## Task goal:
Each line of the data below goes into the copy exactly; pictures do not.

Saved data entries
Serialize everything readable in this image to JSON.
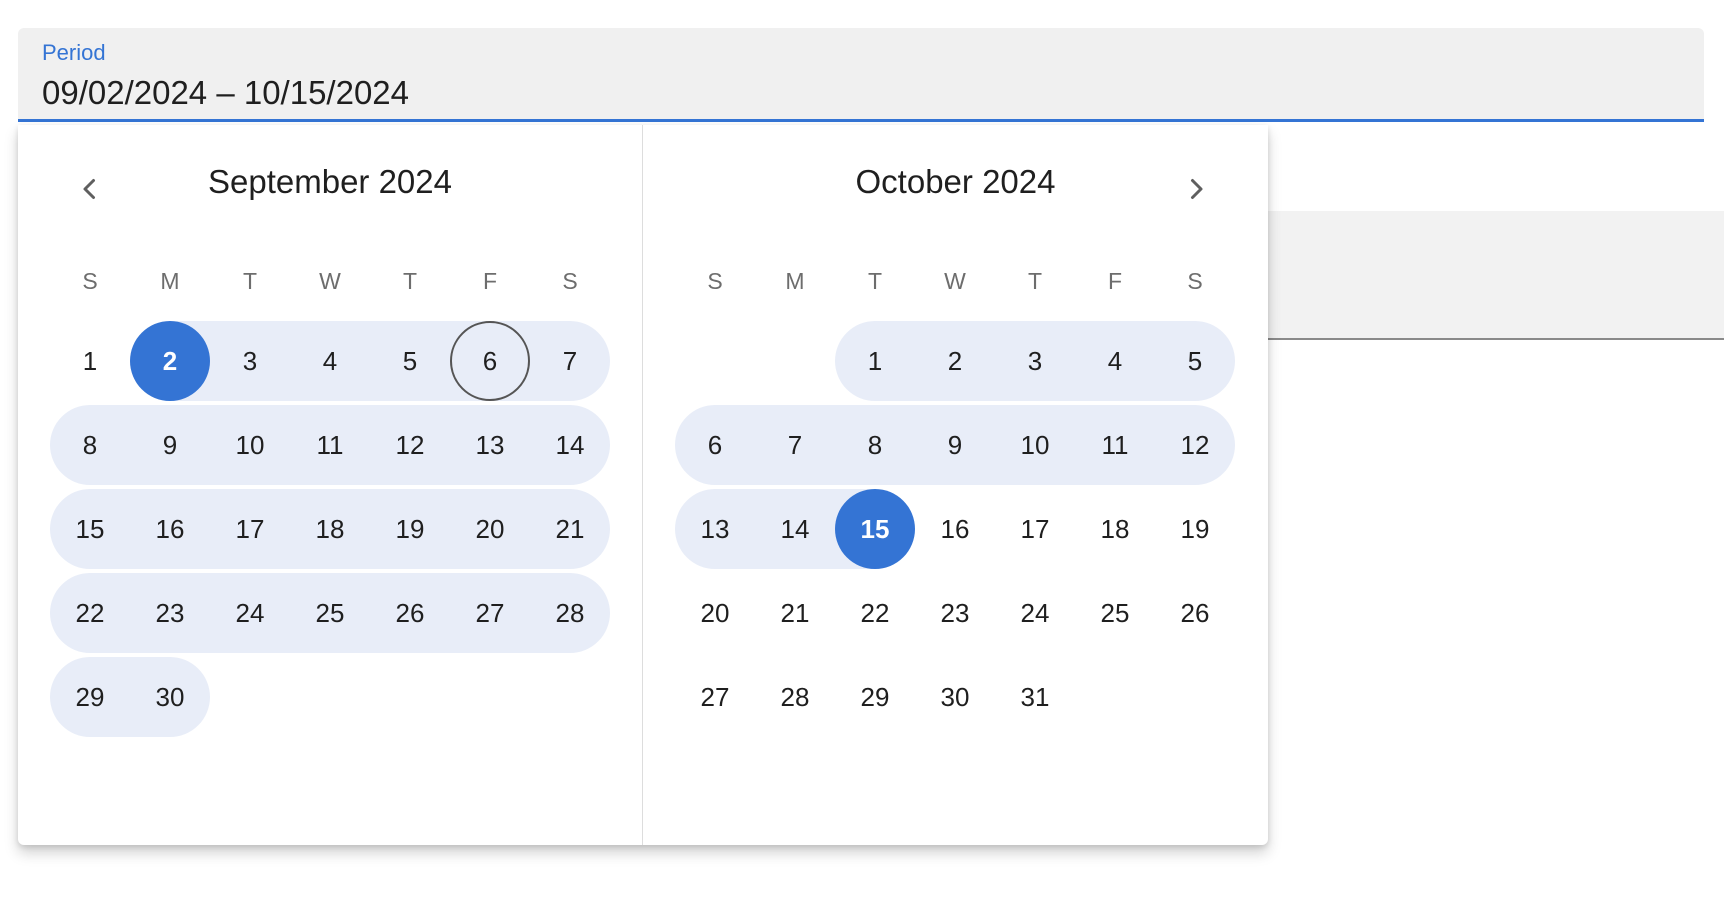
{
  "field": {
    "label": "Period",
    "value": "09/02/2024 – 10/15/2024"
  },
  "colors": {
    "accent": "#3474d4",
    "range_band": "#e8edf8",
    "field_bg": "#f0f0f0"
  },
  "icons": {
    "prev": "chevron-left-icon",
    "next": "chevron-right-icon"
  },
  "weekdays": [
    "S",
    "M",
    "T",
    "W",
    "T",
    "F",
    "S"
  ],
  "months": [
    {
      "title": "September 2024",
      "first_weekday": 0,
      "days_in_month": 30,
      "range_start": 2,
      "range_end": 30,
      "selected": [
        2
      ],
      "today": 6
    },
    {
      "title": "October 2024",
      "first_weekday": 2,
      "days_in_month": 31,
      "range_start": 1,
      "range_end": 15,
      "selected": [
        15
      ],
      "today": null
    }
  ]
}
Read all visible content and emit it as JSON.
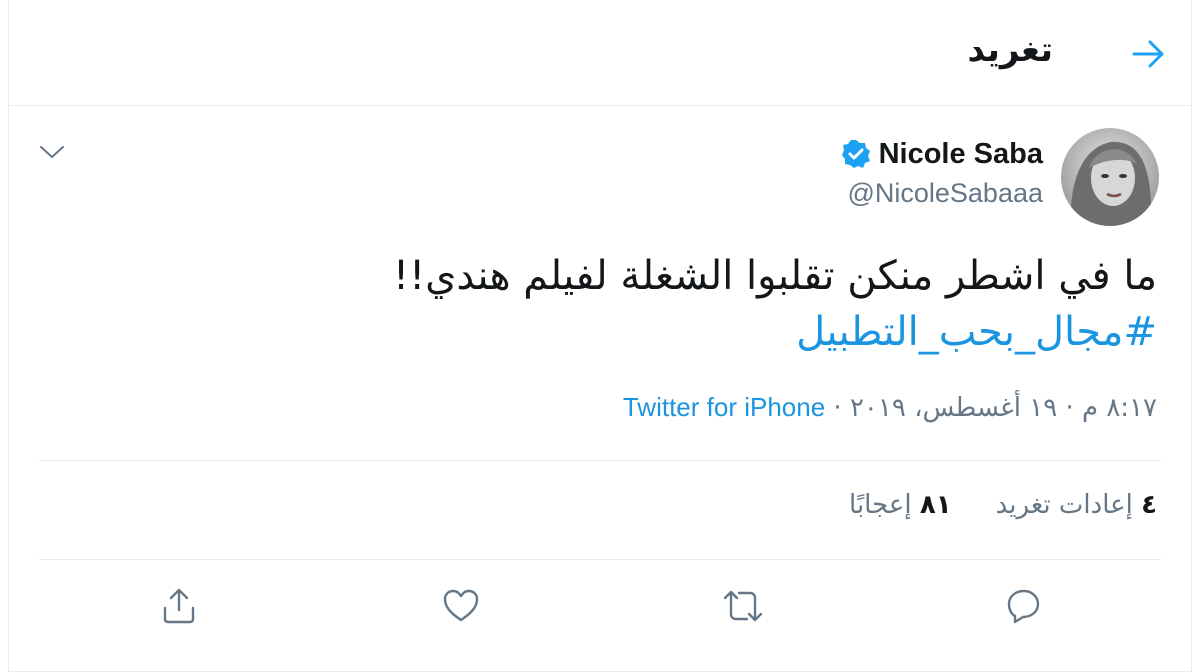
{
  "header": {
    "title": "تغريد"
  },
  "tweet": {
    "author_name": "Nicole Saba",
    "author_handle": "@NicoleSabaaa",
    "text": "ما في اشطر منكن تقلبوا الشغلة لفيلم هندي!!",
    "hashtag": "#مجال_بحب_التطبيل",
    "timestamp": "٨:١٧ م · ١٩ أغسطس، ٢٠١٩",
    "separator": " · ",
    "source": "Twitter for iPhone"
  },
  "stats": {
    "retweets_count": "٤",
    "retweets_label": "إعادات تغريد",
    "likes_count": "٨١",
    "likes_label": "إعجابًا"
  },
  "colors": {
    "accent": "#1da1f2",
    "link": "#1b95e0",
    "muted": "#657786",
    "border": "#e6ecf0"
  },
  "icons": [
    "back-arrow-icon",
    "verified-badge-icon",
    "chevron-down-icon",
    "reply-icon",
    "retweet-icon",
    "like-icon",
    "share-icon"
  ]
}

## Response to this task:
Serialize everything readable in this image to JSON.
{
  "field": {
    "label": "Period",
    "value": "09/02/2024 – 10/15/2024"
  },
  "colors": {
    "accent": "#3474d4",
    "range_band": "#e8edf8",
    "field_bg": "#f0f0f0"
  },
  "icons": {
    "prev": "chevron-left-icon",
    "next": "chevron-right-icon"
  },
  "weekdays": [
    "S",
    "M",
    "T",
    "W",
    "T",
    "F",
    "S"
  ],
  "months": [
    {
      "title": "September 2024",
      "first_weekday": 0,
      "days_in_month": 30,
      "range_start": 2,
      "range_end": 30,
      "selected": [
        2
      ],
      "today": 6
    },
    {
      "title": "October 2024",
      "first_weekday": 2,
      "days_in_month": 31,
      "range_start": 1,
      "range_end": 15,
      "selected": [
        15
      ],
      "today": null
    }
  ]
}
Read all visible content and emit it as JSON.
{
  "header": {
    "title": "تغريد"
  },
  "tweet": {
    "author_name": "Nicole Saba",
    "author_handle": "@NicoleSabaaa",
    "text": "ما في اشطر منكن تقلبوا الشغلة لفيلم هندي!!",
    "hashtag": "#مجال_بحب_التطبيل",
    "timestamp": "٨:١٧ م · ١٩ أغسطس، ٢٠١٩",
    "separator": " · ",
    "source": "Twitter for iPhone"
  },
  "stats": {
    "retweets_count": "٤",
    "retweets_label": "إعادات تغريد",
    "likes_count": "٨١",
    "likes_label": "إعجابًا"
  },
  "colors": {
    "accent": "#1da1f2",
    "link": "#1b95e0",
    "muted": "#657786",
    "border": "#e6ecf0"
  },
  "icons": [
    "back-arrow-icon",
    "verified-badge-icon",
    "chevron-down-icon",
    "reply-icon",
    "retweet-icon",
    "like-icon",
    "share-icon"
  ]
}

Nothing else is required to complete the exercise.